The positive effect in the midst of all of this is that wine fans have turned their attention down-market and are discovering that there are indeed many many wonderful wines for $50 (and less) and there can be great joy in their discovery. After all, it doesn’t take much skill to buy the most expensive bottle on a wine list. Industry numbers are reflecting that the economic downturn has indeed been a boon to producers of lower priced wines. Two Buck Chuck a visionary indeed.

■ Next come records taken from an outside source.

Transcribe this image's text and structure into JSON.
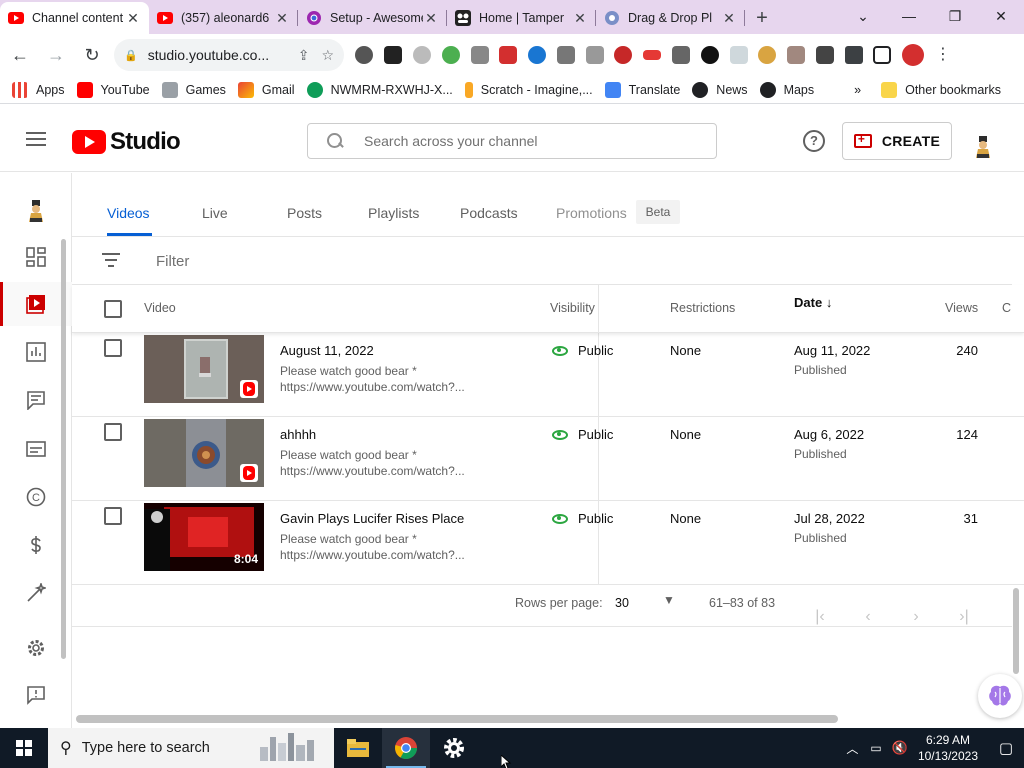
{
  "browser": {
    "tabs": [
      {
        "title": "Channel content",
        "favicon": "youtube-icon"
      },
      {
        "title": "(357) aleonard6",
        "favicon": "youtube-icon"
      },
      {
        "title": "Setup - Awesome",
        "favicon": "chrome-icon"
      },
      {
        "title": "Home | Tamper",
        "favicon": "tampermonkey-icon"
      },
      {
        "title": "Drag & Drop Pl",
        "favicon": "globe-icon"
      }
    ],
    "url": "studio.youtube.co...",
    "bookmarks": [
      {
        "label": "Apps"
      },
      {
        "label": "YouTube"
      },
      {
        "label": "Games"
      },
      {
        "label": "Gmail"
      },
      {
        "label": "NWMRM-RXWHJ-X..."
      },
      {
        "label": "Scratch - Imagine,..."
      },
      {
        "label": "Translate"
      },
      {
        "label": "News"
      },
      {
        "label": "Maps"
      }
    ],
    "bookmarks_more": "»",
    "other_bookmarks": "Other bookmarks"
  },
  "studio": {
    "logo_text": "Studio",
    "search_placeholder": "Search across your channel",
    "create_label": "CREATE"
  },
  "content_tabs": [
    {
      "label": "Videos"
    },
    {
      "label": "Live"
    },
    {
      "label": "Posts"
    },
    {
      "label": "Playlists"
    },
    {
      "label": "Podcasts"
    },
    {
      "label": "Promotions"
    }
  ],
  "beta_badge": "Beta",
  "filter_placeholder": "Filter",
  "table": {
    "headers": {
      "video": "Video",
      "visibility": "Visibility",
      "restrictions": "Restrictions",
      "date": "Date",
      "views": "Views",
      "comments_partial": "C"
    },
    "rows": [
      {
        "title": "August 11, 2022",
        "desc1": "Please watch good bear *",
        "desc2": "https://www.youtube.com/watch?...",
        "visibility": "Public",
        "restrictions": "None",
        "date": "Aug 11, 2022",
        "date_status": "Published",
        "views": "240",
        "duration": ""
      },
      {
        "title": "ahhhh",
        "desc1": "Please watch good bear *",
        "desc2": "https://www.youtube.com/watch?...",
        "visibility": "Public",
        "restrictions": "None",
        "date": "Aug 6, 2022",
        "date_status": "Published",
        "views": "124",
        "duration": ""
      },
      {
        "title": "Gavin Plays Lucifer Rises Place",
        "desc1": "Please watch good bear *",
        "desc2": "https://www.youtube.com/watch?...",
        "visibility": "Public",
        "restrictions": "None",
        "date": "Jul 28, 2022",
        "date_status": "Published",
        "views": "31",
        "duration": "8:04"
      }
    ]
  },
  "pagination": {
    "rows_per_page_label": "Rows per page:",
    "rows_per_page_value": "30",
    "range": "61–83 of 83"
  },
  "taskbar": {
    "search_placeholder": "Type here to search",
    "time": "6:29 AM",
    "date": "10/13/2023"
  }
}
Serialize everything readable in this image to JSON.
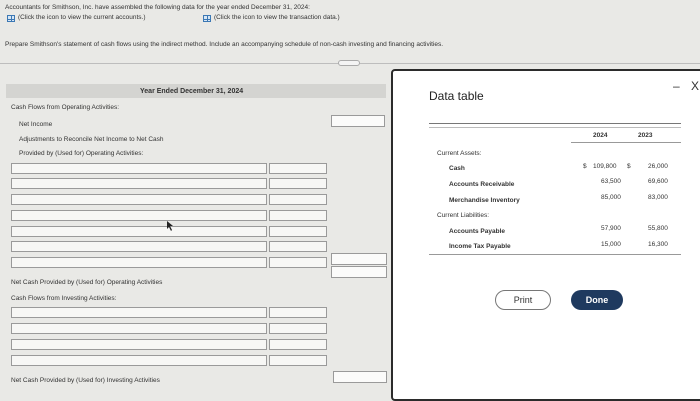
{
  "instructions": {
    "line1": "Accountants for Smithson, Inc. have assembled the following data for the year ended December 31, 2024:",
    "link_accounts": "(Click the icon to view the current accounts.)",
    "link_transactions": "(Click the icon to view the transaction data.)",
    "prompt": "Prepare Smithson's statement of cash flows using the indirect method. Include an accompanying schedule of non-cash investing and financing activities."
  },
  "worksheet": {
    "header": "Year Ended December 31, 2024",
    "operating_title": "Cash Flows from Operating Activities:",
    "net_income": "Net Income",
    "adjustments": "Adjustments to Reconcile Net Income to Net Cash",
    "provided_by": "Provided by (Used for) Operating Activities:",
    "net_operating": "Net Cash Provided by (Used for) Operating Activities",
    "investing_title": "Cash Flows from Investing Activities:",
    "net_investing": "Net Cash Provided by (Used for) Investing Activities"
  },
  "modal": {
    "title": "Data table",
    "col_2024": "2024",
    "col_2023": "2023",
    "section_assets": "Current Assets:",
    "section_liabilities": "Current Liabilities:",
    "rows": [
      {
        "label": "Cash",
        "cur_prefix": "$",
        "v2024": "109,800",
        "mid": "$",
        "v2023": "26,000"
      },
      {
        "label": "Accounts Receivable",
        "cur_prefix": "",
        "v2024": "63,500",
        "mid": "",
        "v2023": "69,600"
      },
      {
        "label": "Merchandise Inventory",
        "cur_prefix": "",
        "v2024": "85,000",
        "mid": "",
        "v2023": "83,000"
      },
      {
        "label": "Accounts Payable",
        "cur_prefix": "",
        "v2024": "57,900",
        "mid": "",
        "v2023": "55,800"
      },
      {
        "label": "Income Tax Payable",
        "cur_prefix": "",
        "v2024": "15,000",
        "mid": "",
        "v2023": "16,300"
      }
    ],
    "print_label": "Print",
    "done_label": "Done",
    "minimize_glyph": "–",
    "close_glyph": "X"
  },
  "colors": {
    "done_button": "#1f3a5f",
    "link_icon": "#3c78b4"
  }
}
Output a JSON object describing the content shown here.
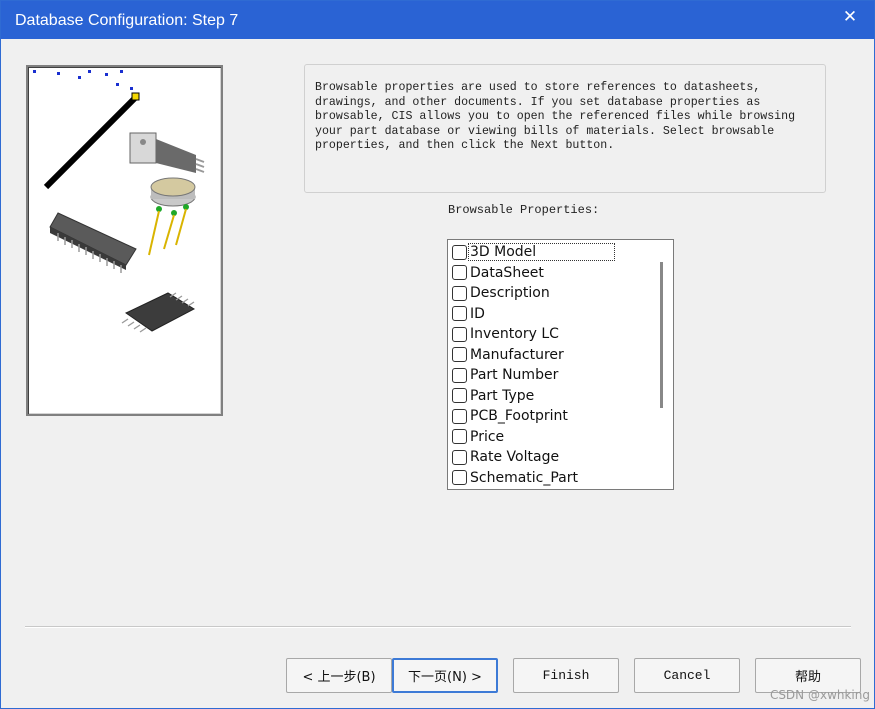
{
  "window": {
    "title": "Database Configuration: Step 7",
    "close_symbol": "✕"
  },
  "description": "Browsable properties are used to store references to datasheets, drawings, and other documents. If you set database properties as browsable, CIS allows you to open the referenced files while browsing your part database or viewing bills of materials. Select browsable properties, and then click the Next button.",
  "properties_label": "Browsable Properties:",
  "properties": [
    {
      "label": "3D Model",
      "checked": false,
      "focused": true
    },
    {
      "label": "DataSheet",
      "checked": false
    },
    {
      "label": "Description",
      "checked": false
    },
    {
      "label": "ID",
      "checked": false
    },
    {
      "label": "Inventory LC",
      "checked": false
    },
    {
      "label": "Manufacturer",
      "checked": false
    },
    {
      "label": "Part Number",
      "checked": false
    },
    {
      "label": "Part Type",
      "checked": false
    },
    {
      "label": "PCB_Footprint",
      "checked": false
    },
    {
      "label": "Price",
      "checked": false
    },
    {
      "label": "Rate Voltage",
      "checked": false
    },
    {
      "label": "Schematic_Part",
      "checked": false
    }
  ],
  "buttons": {
    "back": "< 上一步(B)",
    "next": "下一页(N) >",
    "finish": "Finish",
    "cancel": "Cancel",
    "help": "帮助"
  },
  "watermark": "CSDN @xwhking",
  "colors": {
    "titlebar": "#2a63d4",
    "focus_border": "#3d7ad6"
  },
  "icons": [
    "close-icon",
    "wizard-wand-icon",
    "chip-illustration"
  ]
}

So how does all of this shake out? My own point of view is this crisis has always been a cyclic downturn. A deep and bad one, but a necessary release of hyper-growth. I am old enough to have lived through three of these and in each one the naysayers were predicting apocalypse and citing all the reasons why this particular crisis was different than all of the others. When you have a deep recession like this, Darwinian theory holds true: the strong survive. How do you define strong? Companies with products and services that have loyal customers who value them (no matter what the price). And Companies that have a solid enough financial foundation to tough it out. Those who were rapidly expanding and growing their expenses with the expectation of ever growing sales and those who are highly leveraged or require credit to sustain cash flow are having hard times. Newer brands that have not yet established a customer base and also are highly leveraged are the most vulnerable. There is plenty of inventory around and that will lead to lower production. Lower production and the growers get hammered.
And what of California wines rising to $200 and $400 and in some cases $700/bottle and beyond? Was that a simple blip, a short aberration or will they find a lasting sustainable customer base. If you turn to France and the history of the fabled First Growths you would conclude that if the wine is spectacular and gets even better over time, there will be an audience appreciates it and is willing to pay the price. Yes there will be ups and downs, but the great wines of France have survived world wars, recessions, depressions and phylloxera for centuries and have proven to be wines for the ages. Now we’ll see if Napa can as well. There clearly is plenty of pain going around, but long term my money is where my palate is, right here in Napa.